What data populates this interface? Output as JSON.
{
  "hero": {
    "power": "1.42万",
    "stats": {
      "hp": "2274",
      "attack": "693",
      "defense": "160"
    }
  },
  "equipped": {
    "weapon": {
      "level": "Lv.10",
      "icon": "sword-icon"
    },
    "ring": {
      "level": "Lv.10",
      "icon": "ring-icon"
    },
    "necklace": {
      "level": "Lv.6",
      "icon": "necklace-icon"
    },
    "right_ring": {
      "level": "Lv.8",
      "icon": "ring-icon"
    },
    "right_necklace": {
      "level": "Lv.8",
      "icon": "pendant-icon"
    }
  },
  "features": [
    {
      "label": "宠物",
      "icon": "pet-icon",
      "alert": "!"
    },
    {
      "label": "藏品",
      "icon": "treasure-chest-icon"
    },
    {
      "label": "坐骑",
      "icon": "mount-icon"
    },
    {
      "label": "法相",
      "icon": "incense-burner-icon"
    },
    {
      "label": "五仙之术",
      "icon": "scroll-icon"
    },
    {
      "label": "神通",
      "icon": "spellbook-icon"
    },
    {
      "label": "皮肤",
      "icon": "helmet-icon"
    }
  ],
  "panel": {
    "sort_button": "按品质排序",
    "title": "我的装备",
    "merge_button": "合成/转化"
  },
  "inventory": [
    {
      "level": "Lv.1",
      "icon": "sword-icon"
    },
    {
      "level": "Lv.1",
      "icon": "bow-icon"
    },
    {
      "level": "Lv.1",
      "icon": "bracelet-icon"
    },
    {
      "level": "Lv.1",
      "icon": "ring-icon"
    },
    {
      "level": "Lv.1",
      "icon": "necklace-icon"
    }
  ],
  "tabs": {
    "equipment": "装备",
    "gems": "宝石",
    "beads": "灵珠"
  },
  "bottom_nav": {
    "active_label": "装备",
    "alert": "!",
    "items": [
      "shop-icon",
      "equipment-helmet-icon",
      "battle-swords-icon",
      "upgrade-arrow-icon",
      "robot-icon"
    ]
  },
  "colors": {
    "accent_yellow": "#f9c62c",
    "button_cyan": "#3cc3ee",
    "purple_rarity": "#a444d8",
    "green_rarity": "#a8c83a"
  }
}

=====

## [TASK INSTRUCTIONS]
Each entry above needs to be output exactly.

## [ANSWER]
What data populates this interface? Output as JSON.
{
  "hero": {
    "power": "1.42万",
    "stats": {
      "hp": "2274",
      "attack": "693",
      "defense": "160"
    }
  },
  "equipped": {
    "weapon": {
      "level": "Lv.10",
      "icon": "sword-icon"
    },
    "ring": {
      "level": "Lv.10",
      "icon": "ring-icon"
    },
    "necklace": {
      "level": "Lv.6",
      "icon": "necklace-icon"
    },
    "right_ring": {
      "level": "Lv.8",
      "icon": "ring-icon"
    },
    "right_necklace": {
      "level": "Lv.8",
      "icon": "pendant-icon"
    }
  },
  "features": [
    {
      "label": "宠物",
      "icon": "pet-icon",
      "alert": "!"
    },
    {
      "label": "藏品",
      "icon": "treasure-chest-icon"
    },
    {
      "label": "坐骑",
      "icon": "mount-icon"
    },
    {
      "label": "法相",
      "icon": "incense-burner-icon"
    },
    {
      "label": "五仙之术",
      "icon": "scroll-icon"
    },
    {
      "label": "神通",
      "icon": "spellbook-icon"
    },
    {
      "label": "皮肤",
      "icon": "helmet-icon"
    }
  ],
  "panel": {
    "sort_button": "按品质排序",
    "title": "我的装备",
    "merge_button": "合成/转化"
  },
  "inventory": [
    {
      "level": "Lv.1",
      "icon": "sword-icon"
    },
    {
      "level": "Lv.1",
      "icon": "bow-icon"
    },
    {
      "level": "Lv.1",
      "icon": "bracelet-icon"
    },
    {
      "level": "Lv.1",
      "icon": "ring-icon"
    },
    {
      "level": "Lv.1",
      "icon": "necklace-icon"
    }
  ],
  "tabs": {
    "equipment": "装备",
    "gems": "宝石",
    "beads": "灵珠"
  },
  "bottom_nav": {
    "active_label": "装备",
    "alert": "!",
    "items": [
      "shop-icon",
      "equipment-helmet-icon",
      "battle-swords-icon",
      "upgrade-arrow-icon",
      "robot-icon"
    ]
  },
  "colors": {
    "accent_yellow": "#f9c62c",
    "button_cyan": "#3cc3ee",
    "purple_rarity": "#a444d8",
    "green_rarity": "#a8c83a"
  }
}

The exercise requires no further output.